Case teaching engages the heart of an issue. As practiced in law, medical, and business schools, the case is a real life challenge - and students are responsible for applying knowledge from their field to solve a problem or decide how to confront a challenge.
The purpose of this Initiative is support a new paradigm for achieving the civic mission of schools by developing case teaching as a major component of the secondary history-social science curriculum.
While teachers will find "guide notes" for how to use existing cases, the goal of the project is to build beyond a collection of case teaching resources. More important is the professional dialog - to develop questions, frameworks, and tools that better support students to study the human condition. It is the case teaching method of student-driven analysis that we seek to develop where teachers are equipped to guide learning with rigorous and clear accountability for depth and balance.
While university and professional school courses may assign lengthy readings, the high school program needs a large and wide variety of short cases. We are very grateful to National Public Radio and to Marketplace from American Public Media for permission to re-post their transcripts on our Activities Database as case-customized transcripts. Their broadcasts are a goldmine source for concise and compelling cases. The audio complement for the case reading is an exceptional bonus in critical areas of literacy and student motivation. In required classes of World and US History, Government and Economics students use news to apply course content to conditions and events in their lifetime. Their studies are relevant and thus more efficient at building understanding and skills -- in reading & analysis and in civics & citizenship.
A feature piece of the case teaching method is the case discussion where students are responsible for having read the case and know they will be called upon to contribute to an analytical discussion. Students are expected to listen to the comments of others in order to build upon a point or to argue against an expressed opinion. They are expected to cite specifics or evidence presented in the case. Most importantly, the teacher will have selected the case based on its illustration of complexity of major issues in the course. The case thus affords an opportunity for students to apply concepts or theories, use analytical tools, test assumptions, see relationships, and make connections - the practice of critical thinking to construct deep understanding.

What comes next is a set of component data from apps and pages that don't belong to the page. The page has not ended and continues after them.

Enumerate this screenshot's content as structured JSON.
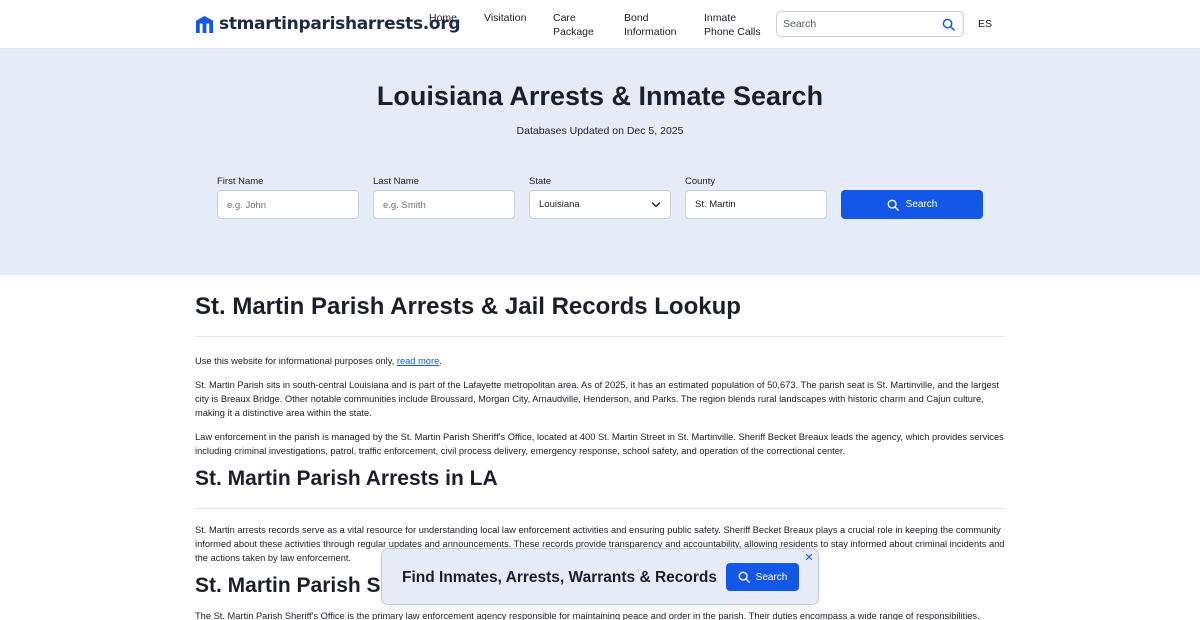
{
  "header": {
    "logo_text": "stmartinparisharrests.org",
    "logo_icon": "building-icon",
    "nav": [
      {
        "label": "Home"
      },
      {
        "label": "Visitation"
      },
      {
        "label": "Care\nPackage"
      },
      {
        "label": "Bond\nInformation"
      },
      {
        "label": "Inmate\nPhone Calls"
      }
    ],
    "search_placeholder": "Search",
    "lang": "ES"
  },
  "hero": {
    "title": "Louisiana Arrests & Inmate Search",
    "subtitle": "Databases Updated on Dec 5, 2025",
    "first_name": {
      "label": "First Name",
      "placeholder": "e.g. John"
    },
    "last_name": {
      "label": "Last Name",
      "placeholder": "e.g. Smith"
    },
    "state": {
      "label": "State",
      "value": "Louisiana"
    },
    "county": {
      "label": "County",
      "value": "St. Martin"
    },
    "search_button": "Search"
  },
  "content": {
    "h1": "St. Martin Parish Arrests & Jail Records Lookup",
    "disclaimer_prefix": "Use this website for informational purposes only, ",
    "disclaimer_link": "read more",
    "disclaimer_suffix": ".",
    "p1": "St. Martin Parish sits in south-central Louisiana and is part of the Lafayette metropolitan area. As of 2025, it has an estimated population of 50,673. The parish seat is St. Martinville, and the largest city is Breaux Bridge. Other notable communities include Broussard, Morgan City, Arnaudville, Henderson, and Parks. The region blends rural landscapes with historic charm and Cajun culture, making it a distinctive area within the state.",
    "p2": "Law enforcement in the parish is managed by the St. Martin Parish Sheriff's Office, located at 400 St. Martin Street in St. Martinville. Sheriff Becket Breaux leads the agency, which provides services including criminal investigations, patrol, traffic enforcement, civil process delivery, emergency response, school safety, and operation of the correctional center.",
    "h2_arrests": "St. Martin Parish Arrests in LA",
    "p3": "St. Martin arrests records serve as a vital resource for understanding local law enforcement activities and ensuring public safety. Sheriff Becket Breaux plays a crucial role in keeping the community informed about these activities through regular updates and announcements. These records provide transparency and accountability, allowing residents to stay informed about criminal incidents and the actions taken by law enforcement.",
    "h2_sheriff": "St. Martin Parish Sheriff's Office",
    "p4": "The St. Martin Parish Sheriff's Office is the primary law enforcement agency responsible for maintaining peace and order in the parish. Their duties encompass a wide range of responsibilities."
  },
  "banner": {
    "text": "Find Inmates, Arrests, Warrants & Records",
    "button": "Search",
    "close": "✕"
  },
  "colors": {
    "accent": "#1357e8",
    "hero_bg": "#e6ebf8",
    "text": "#1b1f2a"
  }
}
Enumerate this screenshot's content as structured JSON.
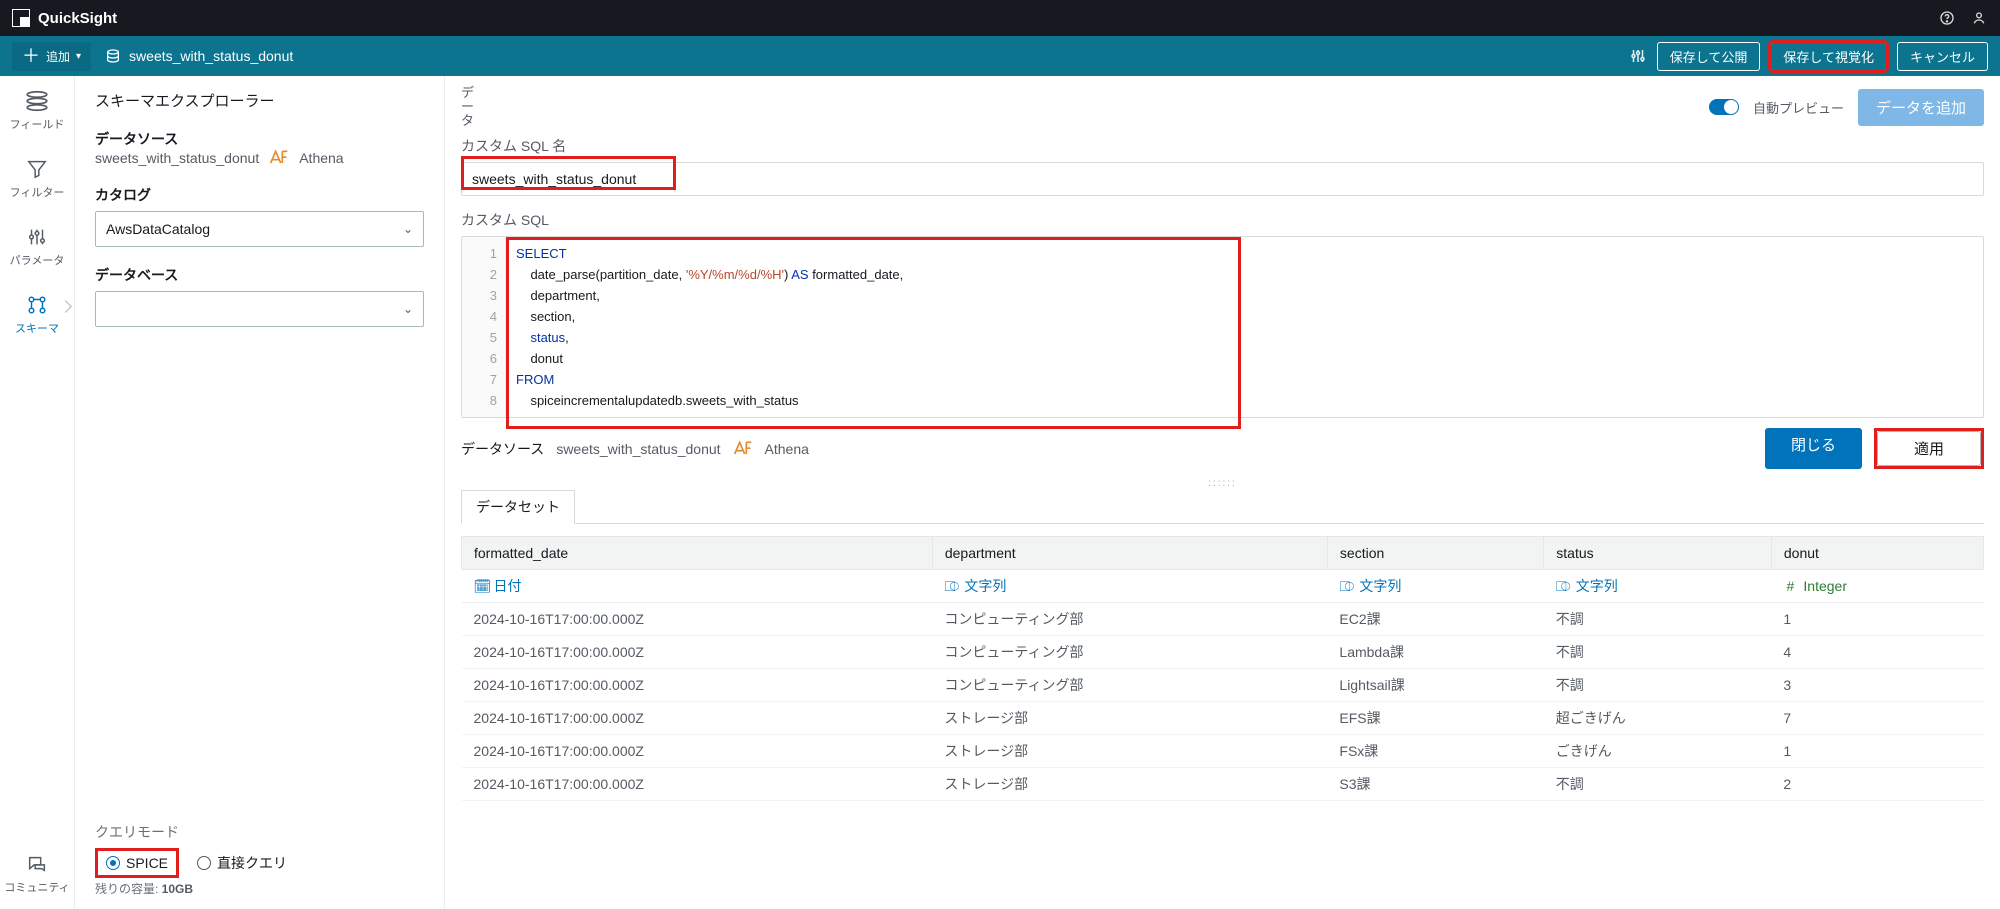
{
  "brand": "QuickSight",
  "toolbar": {
    "add_label": "追加",
    "dataset_name": "sweets_with_status_donut",
    "save_publish": "保存して公開",
    "save_visualize": "保存して視覚化",
    "cancel": "キャンセル"
  },
  "rail": {
    "fields": "フィールド",
    "filters": "フィルター",
    "parameters": "パラメータ",
    "schema": "スキーマ",
    "community": "コミュニティ"
  },
  "schema_panel": {
    "title": "スキーマエクスプローラー",
    "datasource_label": "データソース",
    "datasource_name": "sweets_with_status_donut",
    "engine": "Athena",
    "catalog_label": "カタログ",
    "catalog_value": "AwsDataCatalog",
    "database_label": "データベース",
    "database_value": "",
    "query_mode_label": "クエリモード",
    "spice_label": "SPICE",
    "direct_label": "直接クエリ",
    "remaining_prefix": "残りの容量: ",
    "remaining_value": "10GB"
  },
  "content": {
    "data_label": "データ",
    "auto_preview": "自動プレビュー",
    "add_data_btn": "データを追加",
    "sql_name_label": "カスタム SQL 名",
    "sql_name_value": "sweets_with_status_donut",
    "custom_sql_label": "カスタム SQL",
    "ds_label": "データソース",
    "ds_name": "sweets_with_status_donut",
    "ds_engine": "Athena",
    "close_btn": "閉じる",
    "apply_btn": "適用",
    "tab_dataset": "データセット",
    "sql_lines": [
      {
        "n": 1,
        "raw": "SELECT"
      },
      {
        "n": 2,
        "raw": "    date_parse(partition_date, '%Y/%m/%d/%H') AS formatted_date,"
      },
      {
        "n": 3,
        "raw": "    department,"
      },
      {
        "n": 4,
        "raw": "    section,"
      },
      {
        "n": 5,
        "raw": "    status,"
      },
      {
        "n": 6,
        "raw": "    donut"
      },
      {
        "n": 7,
        "raw": "FROM"
      },
      {
        "n": 8,
        "raw": "    spiceincrementalupdatedb.sweets_with_status"
      }
    ]
  },
  "table": {
    "columns": [
      "formatted_date",
      "department",
      "section",
      "status",
      "donut"
    ],
    "types": [
      "日付",
      "文字列",
      "文字列",
      "文字列",
      "Integer"
    ],
    "type_icons": [
      "calendar",
      "char",
      "char",
      "char",
      "hash"
    ],
    "rows": [
      [
        "2024-10-16T17:00:00.000Z",
        "コンピューティング部",
        "EC2課",
        "不調",
        "1"
      ],
      [
        "2024-10-16T17:00:00.000Z",
        "コンピューティング部",
        "Lambda課",
        "不調",
        "4"
      ],
      [
        "2024-10-16T17:00:00.000Z",
        "コンピューティング部",
        "Lightsail課",
        "不調",
        "3"
      ],
      [
        "2024-10-16T17:00:00.000Z",
        "ストレージ部",
        "EFS課",
        "超ごきげん",
        "7"
      ],
      [
        "2024-10-16T17:00:00.000Z",
        "ストレージ部",
        "FSx課",
        "ごきげん",
        "1"
      ],
      [
        "2024-10-16T17:00:00.000Z",
        "ストレージ部",
        "S3課",
        "不調",
        "2"
      ]
    ]
  }
}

The goal of project dialog is to identify guiding questions, frameworks, and tools that promote skilled civic engagement in a global age. Topics are integrated in the context of governance in an era of increasing globalization and more complex impacts of technology. The case teaching method, as a problem-solving approach to content, requires the teacher to have a clear road map of course objectives with respect to relevance, significance, precedence, relationships, or multiple perspectives. When students are done with their World History semester that included coverage of WWI, WWII, and the cold war, what should they know about causes of war and security questions facing the world today? After senior semesters of Government and Economics, what should high school graduates be able to discuss regarding challenges to the American political-economy in their lifetime?

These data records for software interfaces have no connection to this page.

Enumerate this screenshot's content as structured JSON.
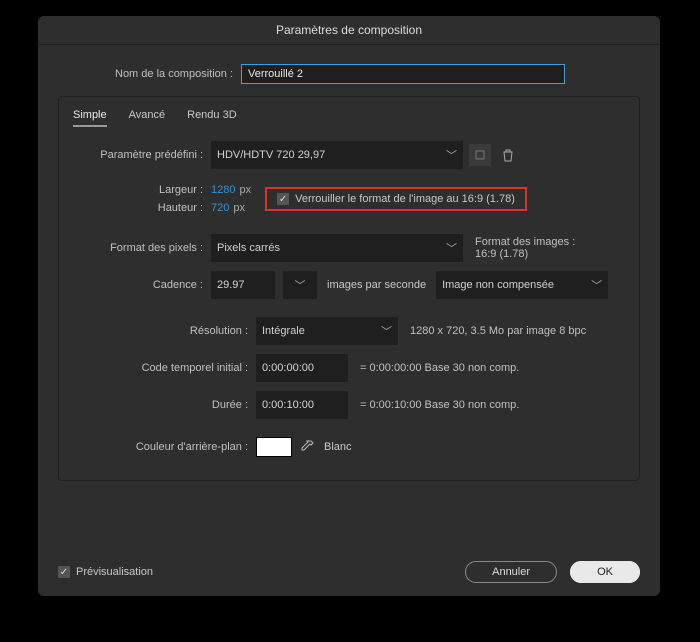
{
  "window": {
    "title": "Paramètres de composition"
  },
  "compName": {
    "label": "Nom de la composition :",
    "value": "Verrouillé 2"
  },
  "tabs": {
    "simple": "Simple",
    "advanced": "Avancé",
    "render3d": "Rendu 3D"
  },
  "preset": {
    "label": "Paramètre prédéfini :",
    "value": "HDV/HDTV 720 29,97",
    "saveIcon": "save-preset-icon",
    "deleteIcon": "delete-preset-icon"
  },
  "dimensions": {
    "widthLabel": "Largeur :",
    "widthValue": "1280",
    "widthUnit": "px",
    "heightLabel": "Hauteur :",
    "heightValue": "720",
    "heightUnit": "px",
    "lockLabel": "Verrouiller le format de l'image au 16:9 (1.78)"
  },
  "pixelFormat": {
    "label": "Format des pixels :",
    "value": "Pixels carrés",
    "asideLabel": "Format des images :",
    "asideValue": "16:9 (1.78)"
  },
  "cadence": {
    "label": "Cadence :",
    "value": "29.97",
    "unitsLabel": "images par seconde",
    "modeValue": "Image non compensée"
  },
  "resolution": {
    "label": "Résolution :",
    "value": "Intégrale",
    "info": "1280 x 720, 3.5 Mo par image 8 bpc"
  },
  "startTC": {
    "label": "Code temporel initial :",
    "value": "0:00:00:00",
    "info": "= 0:00:00:00  Base 30  non comp."
  },
  "duration": {
    "label": "Durée :",
    "value": "0:00:10:00",
    "info": "= 0:00:10:00  Base 30  non comp."
  },
  "bg": {
    "label": "Couleur d'arrière-plan :",
    "hex": "#ffffff",
    "name": "Blanc"
  },
  "footer": {
    "preview": "Prévisualisation",
    "cancel": "Annuler",
    "ok": "OK"
  }
}
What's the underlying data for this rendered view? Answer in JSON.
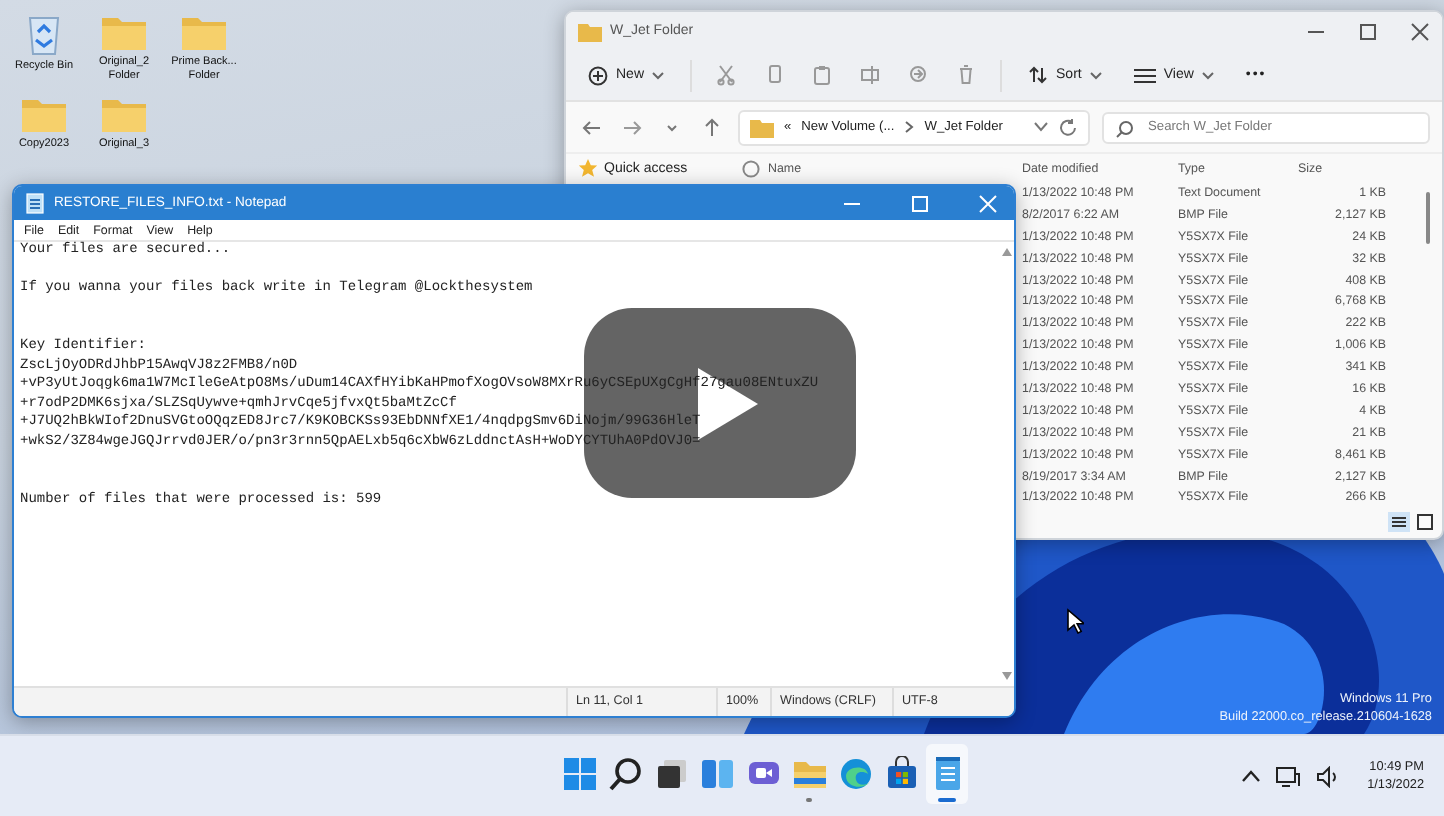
{
  "desktop": {
    "icons": [
      {
        "kind": "recycle-bin",
        "label": "Recycle Bin"
      },
      {
        "kind": "folder",
        "label": "Original_2 Folder"
      },
      {
        "kind": "folder",
        "label": "Prime Back... Folder"
      },
      {
        "kind": "folder",
        "label": "Copy2023"
      },
      {
        "kind": "folder",
        "label": "Original_3"
      }
    ],
    "watermark": [
      "Windows 11 Pro",
      "Build 22000.co_release.210604-1628"
    ]
  },
  "explorer": {
    "title": "W_Jet Folder",
    "toolbar": {
      "new": "New",
      "sort": "Sort",
      "view": "View",
      "more": "•••"
    },
    "address": {
      "overflow": "«",
      "crumbs": [
        "New Volume (...",
        "W_Jet Folder"
      ]
    },
    "search": {
      "placeholder": "Search W_Jet Folder"
    },
    "nav": [
      {
        "label": "Quick access"
      }
    ],
    "columns": [
      "Name",
      "Date modified",
      "Type",
      "Size"
    ],
    "rows": [
      {
        "date": "1/13/2022 10:48 PM",
        "type": "Text Document",
        "size": "1 KB"
      },
      {
        "date": "8/2/2017 6:22 AM",
        "type": "BMP File",
        "size": "2,127 KB"
      },
      {
        "date": "1/13/2022 10:48 PM",
        "type": "Y5SX7X File",
        "size": "24 KB"
      },
      {
        "date": "1/13/2022 10:48 PM",
        "type": "Y5SX7X File",
        "size": "32 KB"
      },
      {
        "date": "1/13/2022 10:48 PM",
        "type": "Y5SX7X File",
        "size": "408 KB"
      },
      {
        "date": "1/13/2022 10:48 PM",
        "type": "Y5SX7X File",
        "size": "6,768 KB"
      },
      {
        "date": "1/13/2022 10:48 PM",
        "type": "Y5SX7X File",
        "size": "222 KB"
      },
      {
        "date": "1/13/2022 10:48 PM",
        "type": "Y5SX7X File",
        "size": "1,006 KB"
      },
      {
        "date": "1/13/2022 10:48 PM",
        "type": "Y5SX7X File",
        "size": "341 KB"
      },
      {
        "date": "1/13/2022 10:48 PM",
        "type": "Y5SX7X File",
        "size": "16 KB"
      },
      {
        "date": "1/13/2022 10:48 PM",
        "type": "Y5SX7X File",
        "size": "4 KB"
      },
      {
        "date": "1/13/2022 10:48 PM",
        "type": "Y5SX7X File",
        "size": "21 KB"
      },
      {
        "date": "1/13/2022 10:48 PM",
        "type": "Y5SX7X File",
        "size": "8,461 KB"
      },
      {
        "date": "8/19/2017 3:34 AM",
        "type": "BMP File",
        "size": "2,127 KB"
      },
      {
        "date": "1/13/2022 10:48 PM",
        "type": "Y5SX7X File",
        "size": "266 KB"
      }
    ]
  },
  "notepad": {
    "title": "RESTORE_FILES_INFO.txt - Notepad",
    "menu": [
      "File",
      "Edit",
      "Format",
      "View",
      "Help"
    ],
    "text": "Your files are secured...\n\nIf you wanna your files back write in Telegram @Lockthesystem\n\n\nKey Identifier:\nZscLjOyODRdJhbP15AwqVJ8z2FMB8/n0D\n+vP3yUtJoqgk6ma1W7McIleGeAtpO8Ms/uDum14CAXfHYibKaHPmofXogOVsoW8MXrRu6yCSEpUXgCgHf27gau08ENtuxZU\n+r7odP2DMK6sjxa/SLZSqUywve+qmhJrvCqe5jfvxQt5baMtZcCf\n+J7UQ2hBkWIof2DnuSVGtoOQqzED8Jrc7/K9KOBCKSs93EbDNNfXE1/4nqdpgSmv6DiNojm/99G36HleT\n+wkS2/3Z84wgeJGQJrrvd0JER/o/pn3r3rnn5QpAELxb5q6cXbW6zLddnctAsH+WoDYCYTUhA0PdOVJ0=\n\n\nNumber of files that were processed is: 599",
    "status": [
      "Ln 11, Col 1",
      "100%",
      "Windows (CRLF)",
      "UTF-8"
    ]
  },
  "video": {
    "play_button": true
  },
  "taskbar": {
    "apps": [
      {
        "kind": "start",
        "running": false,
        "selected": false
      },
      {
        "kind": "search",
        "running": false,
        "selected": false
      },
      {
        "kind": "task-view",
        "running": false,
        "selected": false
      },
      {
        "kind": "widgets",
        "running": false,
        "selected": false
      },
      {
        "kind": "chat",
        "running": false,
        "selected": false
      },
      {
        "kind": "explorer",
        "running": true,
        "selected": false
      },
      {
        "kind": "edge",
        "running": false,
        "selected": false
      },
      {
        "kind": "store",
        "running": false,
        "selected": false
      },
      {
        "kind": "notepad",
        "running": true,
        "selected": true
      }
    ],
    "time": "10:49 PM",
    "date": "1/13/2022"
  }
}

The case teaching method, as piloted in this Initiative, is an adaptation of the Pew Faculty Fellowship in International Affairs sponsored by the Pew Charitable Trusts in the early 1990s at Harvard University's Kennedy School of Government. Our lead instructor, Professor Steven Lamy, was one of the three instructors for the Pew Faculty Fellow program and brought the case teaching method to the USC School of International Relations. A few of the pilot cases in this project are adapted with permission from Georgetown University's Institute for the Study of Diplomacy which now houses the Pew case collection. CALIS has permission to adapt more cases - and teachers are welcome to request a case they wish to adapt as part of this project.

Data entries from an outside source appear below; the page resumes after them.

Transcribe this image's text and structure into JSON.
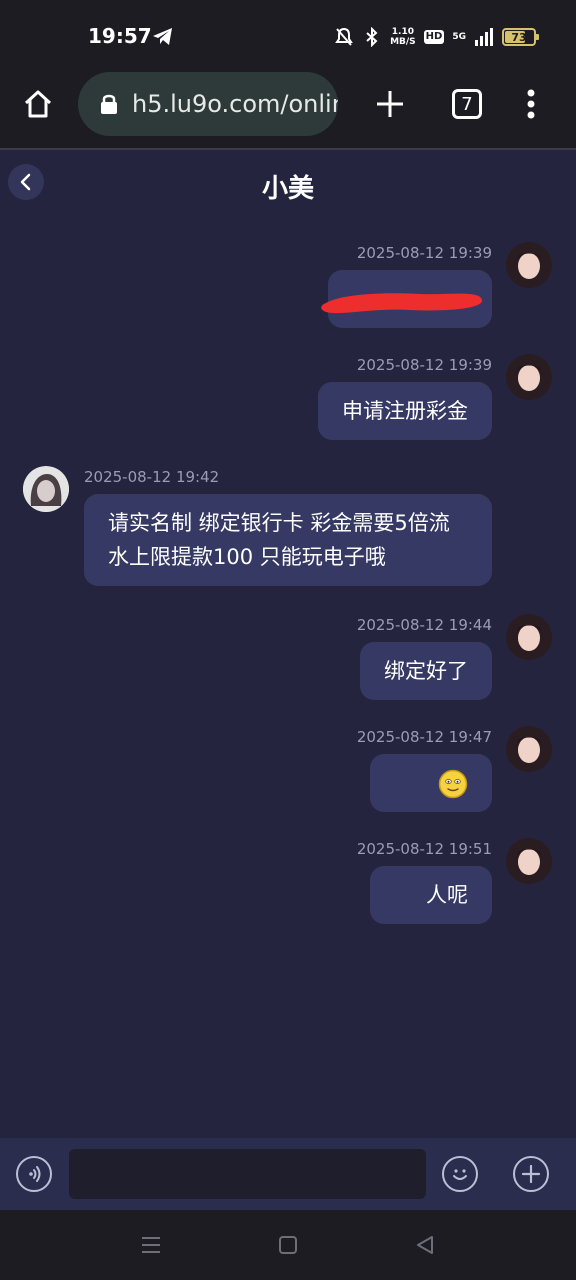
{
  "status_bar": {
    "time": "19:57",
    "net_speed_value": "1.10",
    "net_speed_unit": "MB/S",
    "hd_label": "HD",
    "signal_label": "5G",
    "battery_level": "73",
    "battery_fraction": 0.73
  },
  "browser": {
    "url": "h5.lu9o.com/onlir",
    "tab_count": "7"
  },
  "chat": {
    "title": "小美",
    "messages": [
      {
        "side": "self",
        "time": "2025-08-12 19:39",
        "text": "",
        "redacted": true
      },
      {
        "side": "self",
        "time": "2025-08-12 19:39",
        "text": "申请注册彩金"
      },
      {
        "side": "other",
        "time": "2025-08-12 19:42",
        "text_line1": "请实名制 绑定银行卡 彩金需要5倍流",
        "text_line2": "水上限提款100 只能玩电子哦"
      },
      {
        "side": "self",
        "time": "2025-08-12 19:44",
        "text": "绑定好了"
      },
      {
        "side": "self",
        "time": "2025-08-12 19:47",
        "emoji": "smile-emoji"
      },
      {
        "side": "self",
        "time": "2025-08-12 19:51",
        "text": "人呢"
      }
    ]
  },
  "colors": {
    "background": "#25243f",
    "bubble": "#363963",
    "timestamp": "#9a9cb5",
    "system_bar": "#1c1c22",
    "input_bar": "#2a2d4d",
    "redaction": "#ee2d2d"
  },
  "icons": {
    "home": "home-icon",
    "lock": "lock-icon",
    "new_tab": "plus-icon",
    "menu": "more-vert-icon",
    "back": "chevron-left-icon",
    "voice": "voice-icon",
    "emoji": "emoji-icon",
    "more": "plus-circle-icon"
  }
}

Cases - as good stories - help students see the challenges or trade-offs that faced the players involved in an historic or current event. There are two types of cases:"A retrospective or narrative case presents a comprehensive history of a problem - complete with multiple actors, contending interests, and the real outcome; students identify alternative options and analyze why this outcome resulted, when other - possibly "better" solutions - existed. A decision-forcing case stops short of revealing the outcome, thus forcing students to identify and assess the range of possible options for action. Typically, these cases have an "Epilogue," which tells "the rest of the story".*
A case is not always what we think of as a 'case study.' A case is an actual historical event, but in this high school adaptation, the case reading may be from different news media or a primary source document. The best case is an excellent reading - accessible and engaging. Teachers prepare students in advance of the case with a framework by which to approach the issue and concepts. Students prepare for a case discussion by "studying the reading" i.e. critical reading where they apply the framework as a guide to identify controversies, causes, choices, assertions, or assumptions.
This Initiative is a developmental process. As we continue our work, more resources and lessons are created. But the true challenge is to make the jump to a systematic integration of case teaching. That is a true jump to hyperspace that will require greater professional dialog for "course mapping" and to sequence our questions of the human condition across the secondary social science program.* From The ABCs of Case Teaching: Pew Case Studies in International Affairs by Vicki Golich, Mark Boyer, Patrice Franko, Steven Lamy, published by the Institute for the Study of Diplomacy, Edmund A. Walsh School of Foreign Service, Georgetown University, 2000